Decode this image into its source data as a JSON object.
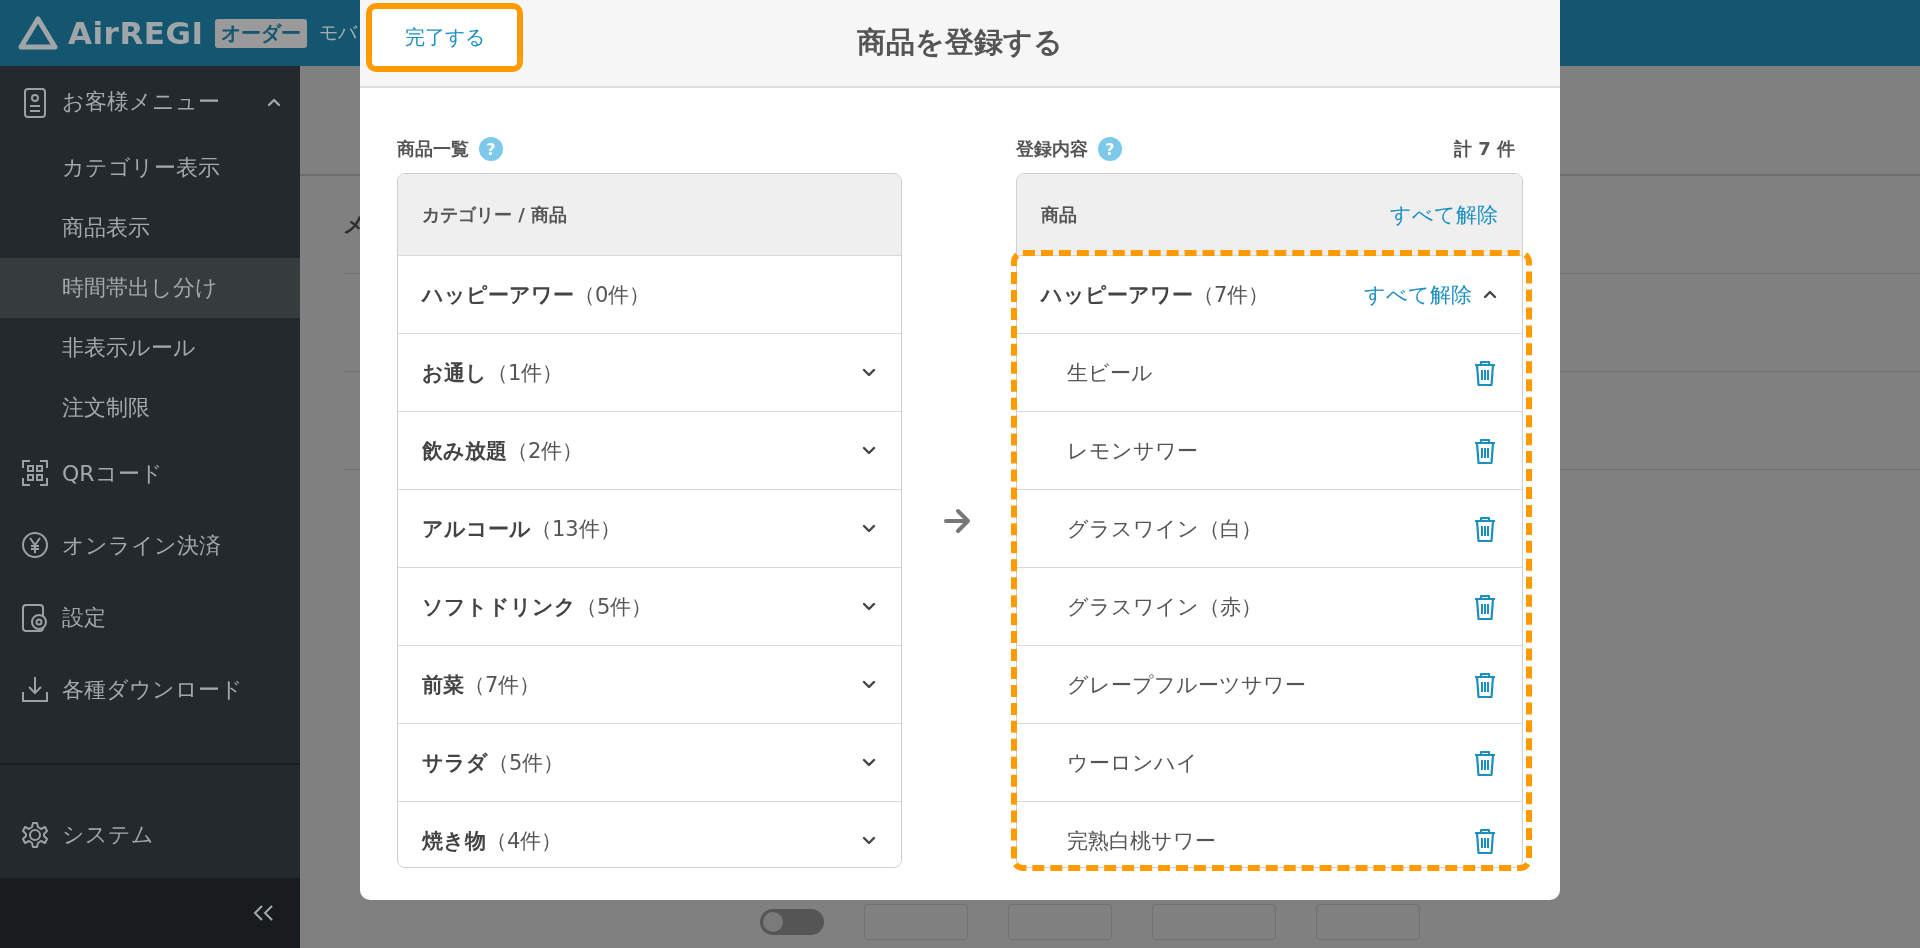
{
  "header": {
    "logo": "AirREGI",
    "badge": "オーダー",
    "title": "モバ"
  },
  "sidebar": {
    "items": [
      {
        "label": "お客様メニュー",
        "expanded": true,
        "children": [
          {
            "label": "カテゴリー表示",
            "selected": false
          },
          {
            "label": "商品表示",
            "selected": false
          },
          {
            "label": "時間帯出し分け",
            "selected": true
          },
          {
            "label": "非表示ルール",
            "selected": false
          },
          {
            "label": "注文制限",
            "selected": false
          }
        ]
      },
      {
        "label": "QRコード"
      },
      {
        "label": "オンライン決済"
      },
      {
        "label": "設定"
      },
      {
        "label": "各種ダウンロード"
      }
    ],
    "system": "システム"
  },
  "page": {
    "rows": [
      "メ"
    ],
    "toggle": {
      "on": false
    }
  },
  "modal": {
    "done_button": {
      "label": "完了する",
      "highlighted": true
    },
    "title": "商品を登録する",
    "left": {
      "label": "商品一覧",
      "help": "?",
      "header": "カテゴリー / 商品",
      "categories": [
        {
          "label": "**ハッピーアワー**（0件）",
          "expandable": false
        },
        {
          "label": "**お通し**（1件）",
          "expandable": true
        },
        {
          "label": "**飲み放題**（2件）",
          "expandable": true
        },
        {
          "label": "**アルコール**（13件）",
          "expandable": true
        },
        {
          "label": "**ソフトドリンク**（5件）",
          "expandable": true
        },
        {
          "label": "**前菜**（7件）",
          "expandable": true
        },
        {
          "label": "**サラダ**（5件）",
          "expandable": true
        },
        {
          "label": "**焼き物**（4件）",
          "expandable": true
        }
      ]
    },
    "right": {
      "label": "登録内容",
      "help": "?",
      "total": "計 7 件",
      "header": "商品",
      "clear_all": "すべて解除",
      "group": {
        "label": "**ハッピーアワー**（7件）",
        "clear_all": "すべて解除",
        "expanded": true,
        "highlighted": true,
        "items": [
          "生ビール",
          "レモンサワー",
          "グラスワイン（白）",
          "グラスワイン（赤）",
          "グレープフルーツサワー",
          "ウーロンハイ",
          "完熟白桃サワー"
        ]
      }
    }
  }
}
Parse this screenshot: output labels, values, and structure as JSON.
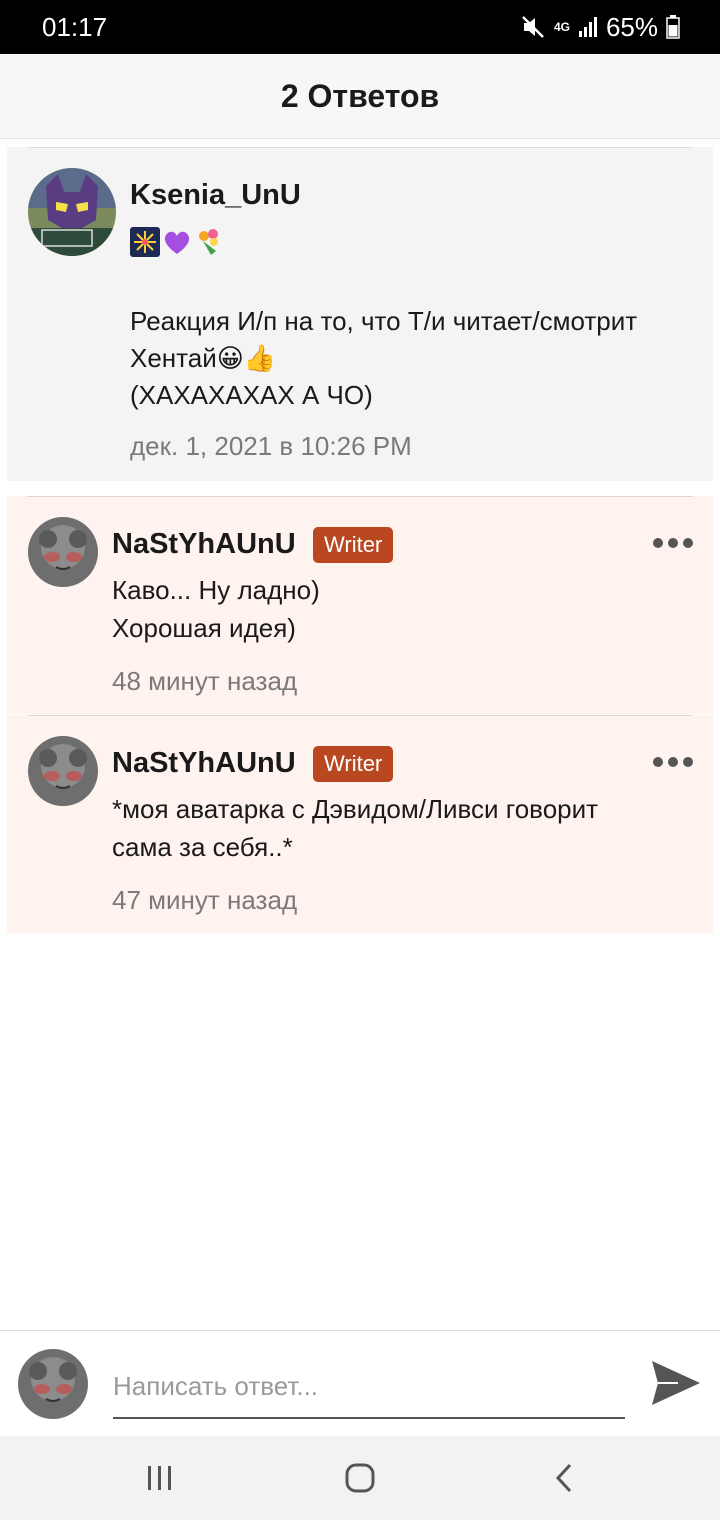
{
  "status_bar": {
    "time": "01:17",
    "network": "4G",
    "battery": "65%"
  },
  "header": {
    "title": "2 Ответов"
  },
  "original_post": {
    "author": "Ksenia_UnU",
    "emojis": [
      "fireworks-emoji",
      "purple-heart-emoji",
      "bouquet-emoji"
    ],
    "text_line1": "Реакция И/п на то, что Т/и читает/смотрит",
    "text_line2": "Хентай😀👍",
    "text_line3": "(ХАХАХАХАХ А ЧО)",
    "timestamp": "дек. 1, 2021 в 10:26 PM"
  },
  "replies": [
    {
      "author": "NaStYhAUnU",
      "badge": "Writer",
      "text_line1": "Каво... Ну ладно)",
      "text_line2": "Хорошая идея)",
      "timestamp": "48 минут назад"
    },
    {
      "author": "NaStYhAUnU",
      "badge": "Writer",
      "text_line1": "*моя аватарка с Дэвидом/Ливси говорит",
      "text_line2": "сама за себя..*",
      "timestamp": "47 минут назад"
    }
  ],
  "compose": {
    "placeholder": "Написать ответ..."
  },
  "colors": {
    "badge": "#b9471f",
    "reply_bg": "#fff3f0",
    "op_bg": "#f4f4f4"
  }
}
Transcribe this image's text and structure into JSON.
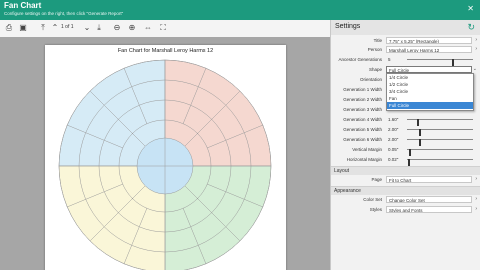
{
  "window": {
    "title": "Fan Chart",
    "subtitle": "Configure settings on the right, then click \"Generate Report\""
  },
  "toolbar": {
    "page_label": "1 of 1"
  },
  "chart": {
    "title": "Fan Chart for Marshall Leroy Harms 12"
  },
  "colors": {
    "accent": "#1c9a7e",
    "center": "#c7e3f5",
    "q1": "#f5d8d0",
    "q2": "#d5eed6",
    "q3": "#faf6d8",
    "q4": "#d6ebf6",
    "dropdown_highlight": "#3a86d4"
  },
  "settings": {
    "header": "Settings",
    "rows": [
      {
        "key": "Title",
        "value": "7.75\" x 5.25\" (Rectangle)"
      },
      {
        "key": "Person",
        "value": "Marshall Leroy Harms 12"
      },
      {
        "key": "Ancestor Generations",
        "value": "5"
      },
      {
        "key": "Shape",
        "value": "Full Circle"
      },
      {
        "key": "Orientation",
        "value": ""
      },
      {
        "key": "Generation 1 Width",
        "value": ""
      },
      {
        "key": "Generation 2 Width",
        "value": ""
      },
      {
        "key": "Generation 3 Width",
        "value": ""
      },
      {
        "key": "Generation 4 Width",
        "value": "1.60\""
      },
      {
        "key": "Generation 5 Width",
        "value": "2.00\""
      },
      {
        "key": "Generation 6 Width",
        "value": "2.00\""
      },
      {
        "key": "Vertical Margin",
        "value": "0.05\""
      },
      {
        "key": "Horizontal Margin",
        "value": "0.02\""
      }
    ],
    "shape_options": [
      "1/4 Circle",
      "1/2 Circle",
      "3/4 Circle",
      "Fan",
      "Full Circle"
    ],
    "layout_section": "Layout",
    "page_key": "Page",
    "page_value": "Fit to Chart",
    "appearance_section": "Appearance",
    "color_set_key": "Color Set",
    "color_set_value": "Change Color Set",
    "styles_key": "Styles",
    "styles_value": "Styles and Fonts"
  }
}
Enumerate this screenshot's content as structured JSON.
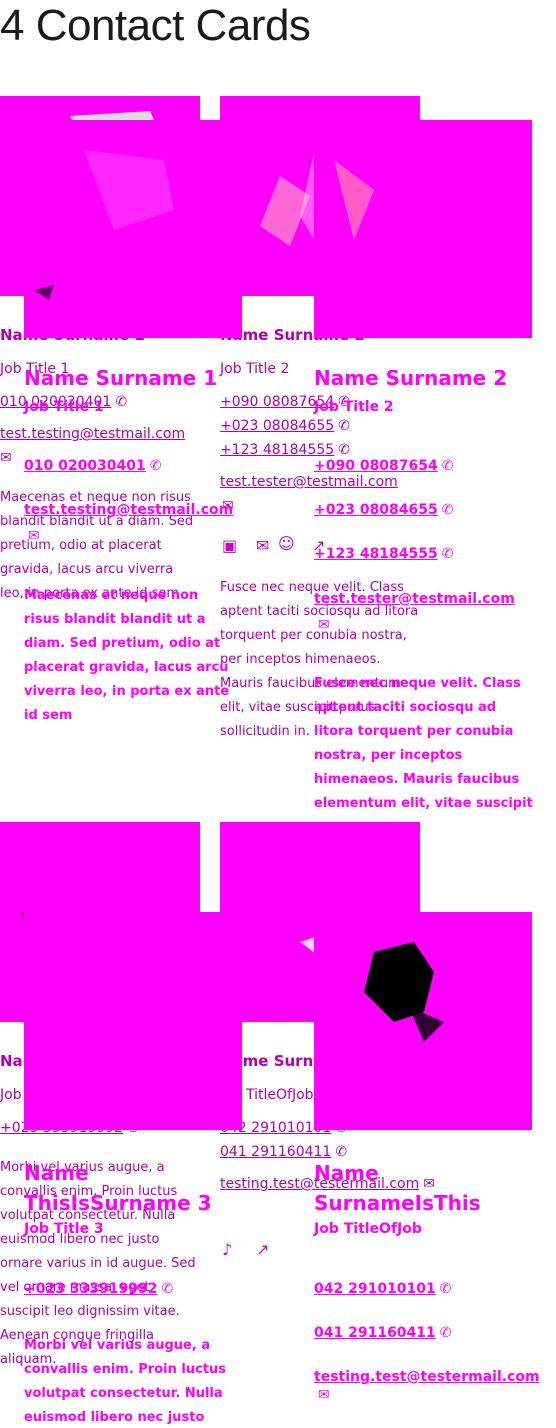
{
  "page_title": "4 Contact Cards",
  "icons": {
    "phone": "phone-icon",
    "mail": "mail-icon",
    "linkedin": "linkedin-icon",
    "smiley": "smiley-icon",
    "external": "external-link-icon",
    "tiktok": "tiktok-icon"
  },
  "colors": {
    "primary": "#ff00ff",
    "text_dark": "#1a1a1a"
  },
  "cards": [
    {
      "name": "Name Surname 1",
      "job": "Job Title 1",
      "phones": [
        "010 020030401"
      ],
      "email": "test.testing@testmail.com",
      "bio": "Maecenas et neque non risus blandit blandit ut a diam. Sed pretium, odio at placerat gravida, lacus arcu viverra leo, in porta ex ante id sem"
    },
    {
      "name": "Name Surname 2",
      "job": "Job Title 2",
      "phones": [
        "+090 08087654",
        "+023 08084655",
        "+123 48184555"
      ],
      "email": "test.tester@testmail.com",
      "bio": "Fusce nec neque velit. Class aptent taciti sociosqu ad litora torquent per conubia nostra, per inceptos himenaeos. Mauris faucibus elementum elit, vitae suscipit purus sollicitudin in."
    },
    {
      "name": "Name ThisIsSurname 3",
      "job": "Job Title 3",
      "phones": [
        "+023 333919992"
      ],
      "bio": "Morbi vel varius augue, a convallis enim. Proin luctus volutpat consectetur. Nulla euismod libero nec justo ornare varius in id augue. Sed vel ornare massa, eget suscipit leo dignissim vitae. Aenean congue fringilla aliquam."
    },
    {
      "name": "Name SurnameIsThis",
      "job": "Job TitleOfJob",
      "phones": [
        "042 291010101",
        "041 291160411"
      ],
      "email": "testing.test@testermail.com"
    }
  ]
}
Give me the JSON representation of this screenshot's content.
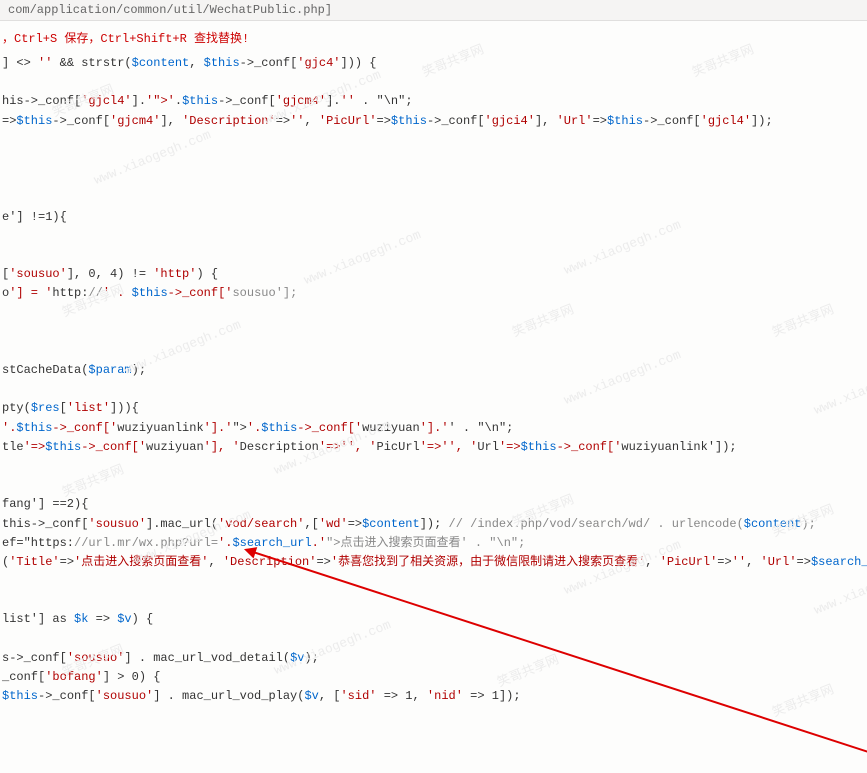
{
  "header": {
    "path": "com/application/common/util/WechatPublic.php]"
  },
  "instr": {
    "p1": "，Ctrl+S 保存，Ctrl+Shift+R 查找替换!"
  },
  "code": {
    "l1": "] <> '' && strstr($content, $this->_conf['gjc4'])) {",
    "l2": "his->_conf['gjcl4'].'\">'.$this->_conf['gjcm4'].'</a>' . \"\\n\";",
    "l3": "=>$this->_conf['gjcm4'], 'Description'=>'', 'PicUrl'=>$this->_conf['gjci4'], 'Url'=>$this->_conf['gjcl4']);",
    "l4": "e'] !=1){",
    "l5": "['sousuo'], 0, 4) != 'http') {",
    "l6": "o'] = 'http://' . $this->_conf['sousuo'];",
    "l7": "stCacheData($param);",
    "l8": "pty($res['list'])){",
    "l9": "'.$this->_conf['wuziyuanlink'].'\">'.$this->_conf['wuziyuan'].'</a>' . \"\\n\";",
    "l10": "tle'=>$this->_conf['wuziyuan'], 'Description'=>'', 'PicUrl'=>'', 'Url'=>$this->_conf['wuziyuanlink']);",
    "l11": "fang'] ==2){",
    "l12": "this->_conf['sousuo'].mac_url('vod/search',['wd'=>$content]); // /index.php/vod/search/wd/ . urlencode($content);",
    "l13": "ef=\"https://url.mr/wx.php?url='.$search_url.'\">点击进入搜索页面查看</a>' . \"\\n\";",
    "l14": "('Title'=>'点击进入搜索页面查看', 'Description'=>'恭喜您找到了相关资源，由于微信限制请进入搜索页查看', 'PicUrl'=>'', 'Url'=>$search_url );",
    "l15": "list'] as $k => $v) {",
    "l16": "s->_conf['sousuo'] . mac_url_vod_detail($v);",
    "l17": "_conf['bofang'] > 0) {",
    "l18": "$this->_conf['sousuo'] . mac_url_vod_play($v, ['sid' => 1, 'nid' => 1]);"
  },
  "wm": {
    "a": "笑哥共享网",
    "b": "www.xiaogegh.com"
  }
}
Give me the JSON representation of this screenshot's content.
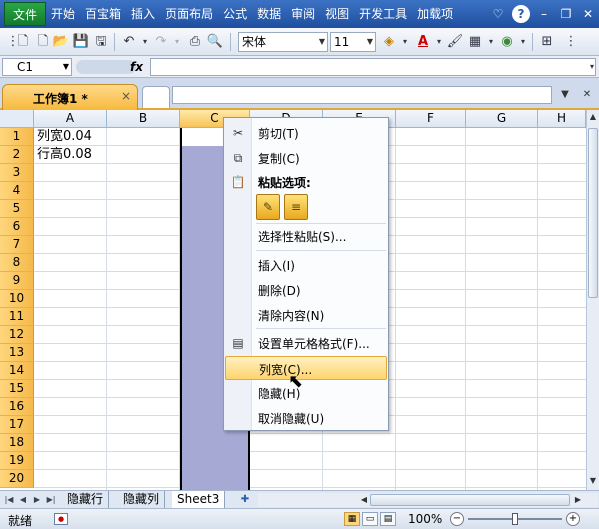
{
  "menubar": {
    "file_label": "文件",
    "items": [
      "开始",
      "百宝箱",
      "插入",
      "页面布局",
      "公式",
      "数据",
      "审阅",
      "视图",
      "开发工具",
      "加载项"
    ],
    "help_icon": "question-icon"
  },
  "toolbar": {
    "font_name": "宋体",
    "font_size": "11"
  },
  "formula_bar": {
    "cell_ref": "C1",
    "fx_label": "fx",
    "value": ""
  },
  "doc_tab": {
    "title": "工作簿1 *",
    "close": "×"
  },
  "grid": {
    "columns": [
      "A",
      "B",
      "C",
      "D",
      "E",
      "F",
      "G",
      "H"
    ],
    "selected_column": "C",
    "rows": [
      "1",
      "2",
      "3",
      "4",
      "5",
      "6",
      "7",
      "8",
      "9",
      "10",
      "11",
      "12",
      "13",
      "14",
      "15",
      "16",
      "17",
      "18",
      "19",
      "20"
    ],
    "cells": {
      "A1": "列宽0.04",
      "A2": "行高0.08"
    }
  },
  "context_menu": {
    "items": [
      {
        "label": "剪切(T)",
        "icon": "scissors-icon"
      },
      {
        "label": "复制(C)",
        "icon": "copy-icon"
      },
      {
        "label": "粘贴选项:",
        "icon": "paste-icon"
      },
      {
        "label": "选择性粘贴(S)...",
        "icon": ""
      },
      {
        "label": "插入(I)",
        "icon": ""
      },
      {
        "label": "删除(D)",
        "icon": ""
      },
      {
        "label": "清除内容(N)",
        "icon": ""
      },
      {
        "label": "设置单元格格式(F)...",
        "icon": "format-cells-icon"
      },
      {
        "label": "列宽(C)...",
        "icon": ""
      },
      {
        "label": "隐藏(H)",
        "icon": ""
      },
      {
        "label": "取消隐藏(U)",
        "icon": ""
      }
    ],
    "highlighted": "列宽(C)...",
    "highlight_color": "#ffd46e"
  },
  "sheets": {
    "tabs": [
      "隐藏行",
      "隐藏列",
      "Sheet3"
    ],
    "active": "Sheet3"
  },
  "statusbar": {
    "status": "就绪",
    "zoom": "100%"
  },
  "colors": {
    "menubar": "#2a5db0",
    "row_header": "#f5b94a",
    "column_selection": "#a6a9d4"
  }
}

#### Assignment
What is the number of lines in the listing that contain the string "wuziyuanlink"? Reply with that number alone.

#### Response
2